>folivorous adaptation. Look at Victoriapithecus. It seems to be closest
>to Pliopithecus in its features.
>The root of the African Ape/A./H. clade was just slightly more primitive
>than A. ramidus. (When I replace the characteristics of A. ramidus by
>something just one step more primitive in those areas where features
>continue to change in A. afarensis, it pops in most parsimoniously between
>Graecopithecus and the base of the African Apes. Hence bipedalism was not
>an adaptation to moving around on the ground as ->a way of life<-, but
>rather to moving around on the ground when down from the trees. We don't
>see loss of arm and leg adaptations to tree-climbing (such as curved
>finger bones and the divergent hallux) until H. erectus. So A. and early
>Homo stayed up in the trees when they could; there just weren't as many
>trees to stay up in and they had to come down part of the time.
>: Please, in the future, find out what you're talking about
>: before saying such silly things.
>Would you like chapter and verse?
>: The Most Glorious Bard
>Harry Erwin
>Doctoral student in computational neuroscience


You'll note that neither great apes or chimpanzees are
tree dwelling. Yet you persist in the notion that Piths
who share less arboreal characteristics than either, were.

This doesn't make sense no matter how you twist it.
Further, the notion that H. erectus was the first true
terrestrial suggests that suddenly there appeared on
the African savanna this amazing hominid who walked while
all the other primates leaped-frogged on their knuckles and
knees. Perhaps you should call him "Adam" rather than
H. erectus.

In any event, the question, "Who Killed the Austrolopithecines?"
goes unanswered. You mention this business of "niche" and
"niche contraction" without describing what it is you mean. Piths
were not only omnivores but, in their time, the most intelligent
creatures on earth.

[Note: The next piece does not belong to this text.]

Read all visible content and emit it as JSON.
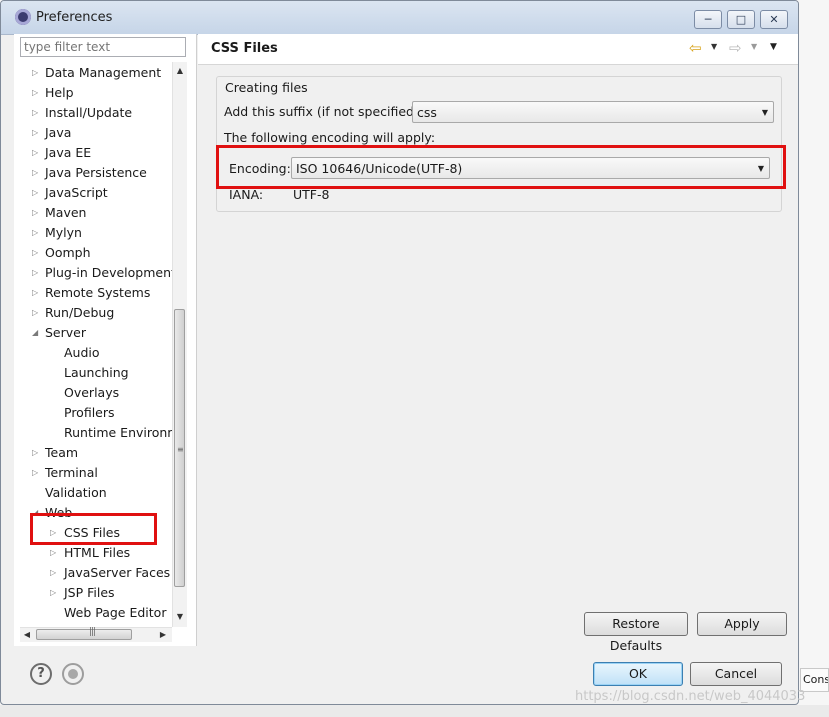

I suggest you think more deeply
about what you're learning in class. That's to say, when you
talk about Piths, models of inquiry used for other zoological
phenomenon may not apply.